This contribution tries to assess in a critical way the practical implementation of restorative justice for juveniles. Especially the aim of restitution and the statement of respect for due process within Restorative Justice literature are investigated by means of an analysis of a Restorative Justice experiment in Belgian Juvenile Justice practice. Because Restorative Justice is said not to punish minors, it seems that legal rights are not always organised. However, stating that no more minor will be punished and that due process will be respected does not mean that in practice no more minor will be punished and that due process will actually be respected. It therefore looks advisable to develop clear legal rules/guidelines concerning the organisation of judicial mediation procedures. Moreover the legal rights of minors (and of victims) within the mediation procedure should also be clarified. After all, history (and more particularly the treatment model) has shown that vagueness in procedures and a lack of legal rights easily lead to arbitrariness and punishment in the juvenile justice system.

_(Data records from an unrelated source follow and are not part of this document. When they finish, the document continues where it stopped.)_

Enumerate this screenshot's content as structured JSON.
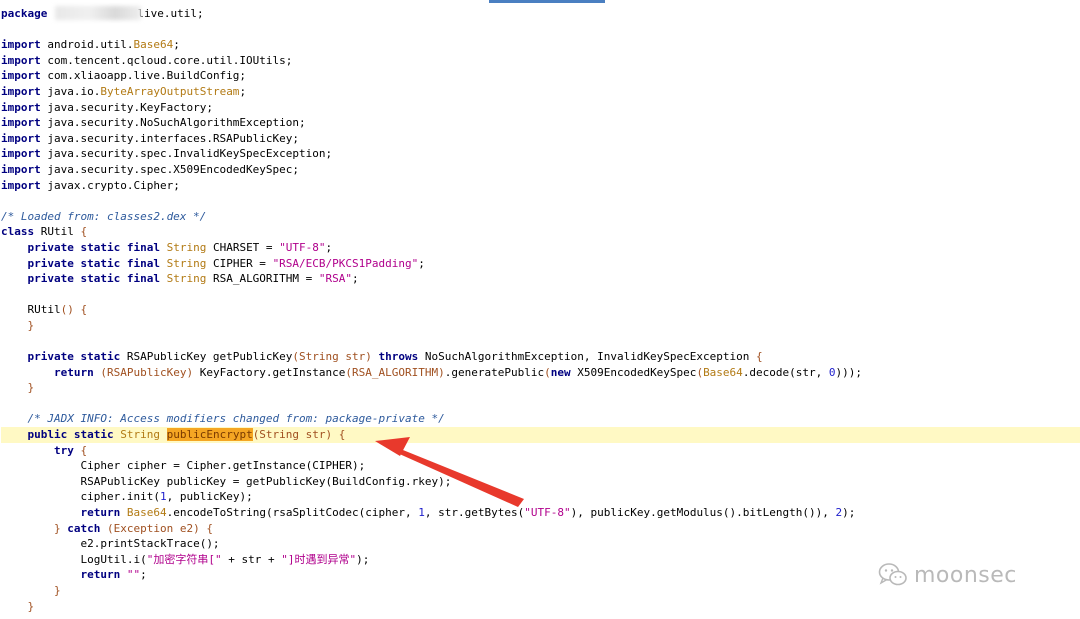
{
  "editor": {
    "package_keyword": "package",
    "package_suffix": "live.util;",
    "imports": [
      {
        "kw": "import",
        "path": "android.util.",
        "cls": "Base64",
        "end": ";"
      },
      {
        "kw": "import",
        "path": "com.tencent.qcloud.core.util.IOUtils;",
        "cls": "",
        "end": ""
      },
      {
        "kw": "import",
        "path": "com.xliaoapp.live.BuildConfig;",
        "cls": "",
        "end": ""
      },
      {
        "kw": "import",
        "path": "java.io.",
        "cls": "ByteArrayOutputStream",
        "end": ";"
      },
      {
        "kw": "import",
        "path": "java.security.KeyFactory;",
        "cls": "",
        "end": ""
      },
      {
        "kw": "import",
        "path": "java.security.NoSuchAlgorithmException;",
        "cls": "",
        "end": ""
      },
      {
        "kw": "import",
        "path": "java.security.interfaces.RSAPublicKey;",
        "cls": "",
        "end": ""
      },
      {
        "kw": "import",
        "path": "java.security.spec.InvalidKeySpecException;",
        "cls": "",
        "end": ""
      },
      {
        "kw": "import",
        "path": "java.security.spec.X509EncodedKeySpec;",
        "cls": "",
        "end": ""
      },
      {
        "kw": "import",
        "path": "javax.crypto.Cipher;",
        "cls": "",
        "end": ""
      }
    ],
    "loaded_from_comment": "/* Loaded from: classes2.dex */",
    "class_kw": "class",
    "class_name": " RUtil ",
    "brace_open": "{",
    "brace_close": "}",
    "private_static_final": "private static final",
    "private_static": "private static",
    "public_static": "public static",
    "string_type": "String",
    "fields": [
      {
        "name": " CHARSET = ",
        "value": "\"UTF-8\""
      },
      {
        "name": " CIPHER = ",
        "value": "\"RSA/ECB/PKCS1Padding\""
      },
      {
        "name": " RSA_ALGORITHM = ",
        "value": "\"RSA\""
      }
    ],
    "ctor": "RUtil",
    "ctor_parens": "() {",
    "getpk_sig_a": " RSAPublicKey getPublicKey",
    "getpk_params": "(String str)",
    "throws_kw": "throws",
    "getpk_sig_b": " NoSuchAlgorithmException, InvalidKeySpecException ",
    "return_kw": "return",
    "getpk_ret_a": "(RSAPublicKey)",
    "getpk_ret_b": " KeyFactory.getInstance",
    "getpk_ret_c": "(RSA_ALGORITHM)",
    "getpk_ret_d": ".generatePublic",
    "new_kw": "new",
    "getpk_ret_e": " X509EncodedKeySpec",
    "base64": "Base64",
    "getpk_ret_f": ".decode(str, ",
    "zero": "0",
    "getpk_ret_g": ")));",
    "jadx_comment": "/* JADX INFO: Access modifiers changed from: package-private */",
    "method_name": "publicEncrypt",
    "encrypt_params": "(String str) {",
    "try_kw": "try",
    "body_cipher": "Cipher cipher = Cipher.getInstance(CIPHER);",
    "body_pk": "RSAPublicKey publicKey = getPublicKey(BuildConfig.rkey);",
    "body_init_a": "cipher.init(",
    "one": "1",
    "body_init_b": ", publicKey);",
    "body_ret_a": ".encodeToString(rsaSplitCodec(cipher, ",
    "body_ret_b": ", str.getBytes(",
    "utf8": "\"UTF-8\"",
    "body_ret_c": "), publicKey.getModulus().bitLength()), ",
    "two": "2",
    "body_ret_d": ");",
    "catch_kw": "catch",
    "catch_params": "(Exception e2) {",
    "body_trace": "e2.printStackTrace();",
    "body_log_a": "LogUtil.i(",
    "log_str_a": "\"加密字符串[\"",
    "body_log_b": " + str + ",
    "log_str_b": "\"]时遇到异常\"",
    "body_log_c": ");",
    "empty_str": "\"\"",
    "semicolon": ";"
  },
  "watermark": {
    "icon": "wechat-icon",
    "text": "moonsec"
  },
  "colors": {
    "keyword": "#000080",
    "type": "#b27a14",
    "string": "#b0008c",
    "comment": "#7a7a7a",
    "highlight": "#fff9c4",
    "arrow": "#e8392c"
  }
}
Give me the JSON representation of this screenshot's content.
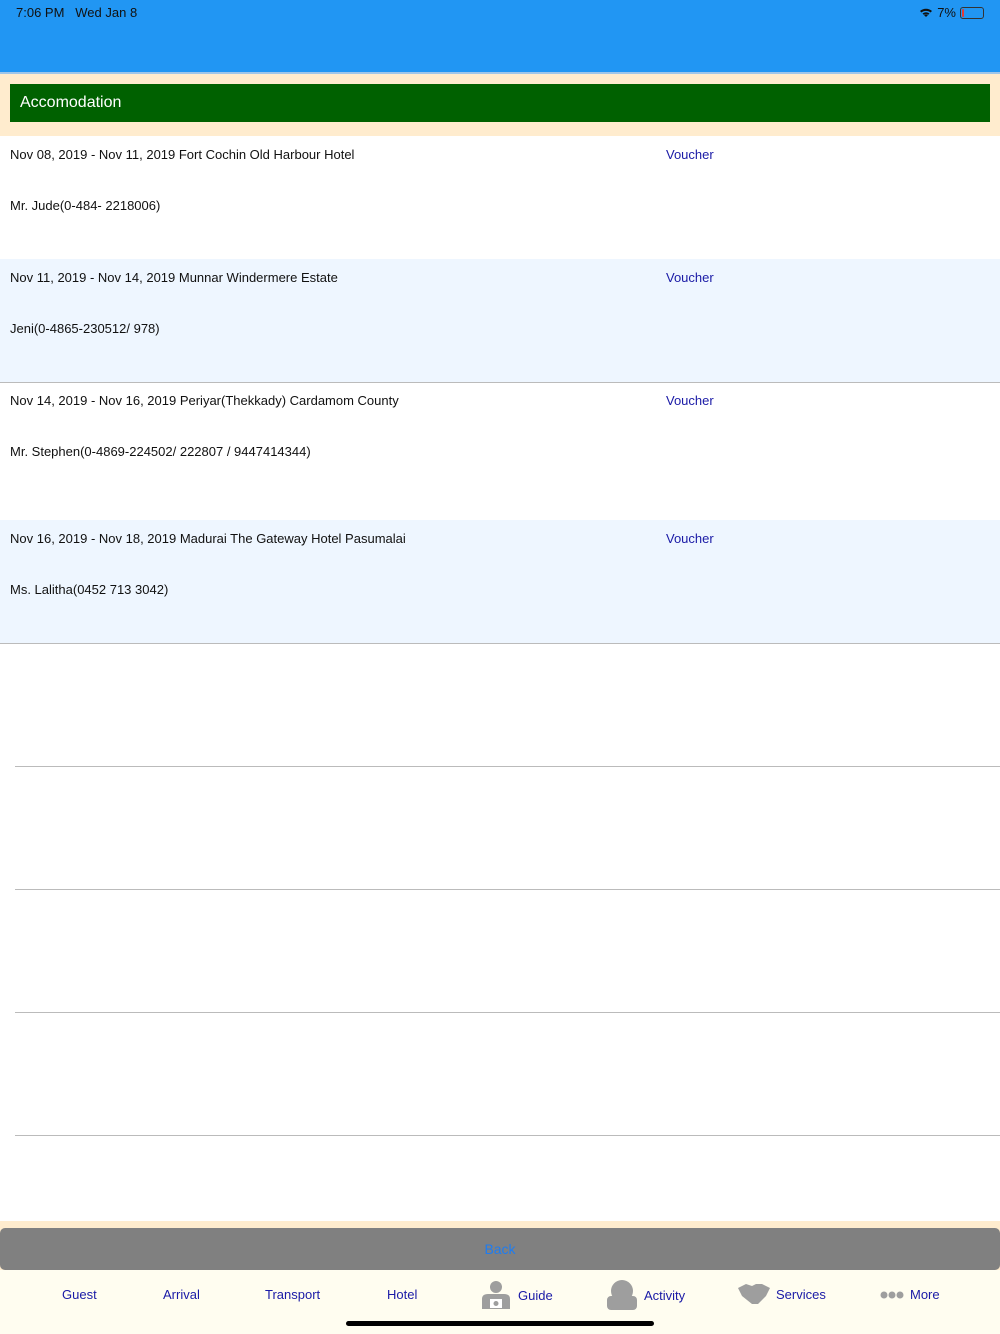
{
  "status": {
    "time": "7:06 PM",
    "date": "Wed Jan 8",
    "battery": "7%",
    "battery_level": 0.07
  },
  "header": {
    "title": "Accomodation"
  },
  "rows": [
    {
      "line1": "Nov 08, 2019 - Nov 11, 2019 Fort Cochin Old Harbour Hotel",
      "line2": "Mr. Jude(0-484- 2218006)",
      "voucher": "Voucher"
    },
    {
      "line1": "Nov 11, 2019 - Nov 14, 2019 Munnar Windermere Estate",
      "line2": "Jeni(0-4865-230512/ 978)",
      "voucher": "Voucher"
    },
    {
      "line1": "Nov 14, 2019 - Nov 16, 2019 Periyar(Thekkady) Cardamom County",
      "line2": "Mr. Stephen(0-4869-224502/ 222807 / 9447414344)",
      "voucher": "Voucher"
    },
    {
      "line1": "Nov 16, 2019 - Nov 18, 2019 Madurai The Gateway Hotel Pasumalai",
      "line2": "Ms. Lalitha(0452 713 3042)",
      "voucher": "Voucher"
    }
  ],
  "back_label": "Back",
  "tabs": [
    {
      "label": "Guest"
    },
    {
      "label": "Arrival"
    },
    {
      "label": "Transport"
    },
    {
      "label": "Hotel"
    },
    {
      "label": "Guide",
      "icon": "guide-camera-icon"
    },
    {
      "label": "Activity",
      "icon": "person-icon"
    },
    {
      "label": "Services",
      "icon": "handshake-icon"
    },
    {
      "label": "More",
      "icon": "more-dots-icon"
    }
  ]
}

Source: Vanspauwen, K., Robert, L., Aertsen, I., Parmentier, S. (2003), Restorative Justice and Restorative Detention. A selected and annotated bibliography. Katholieke Universiteit Leuven, Faculteit Rechtsgeleerdheid, Onderzoeksgroep Penologie en Victimologie.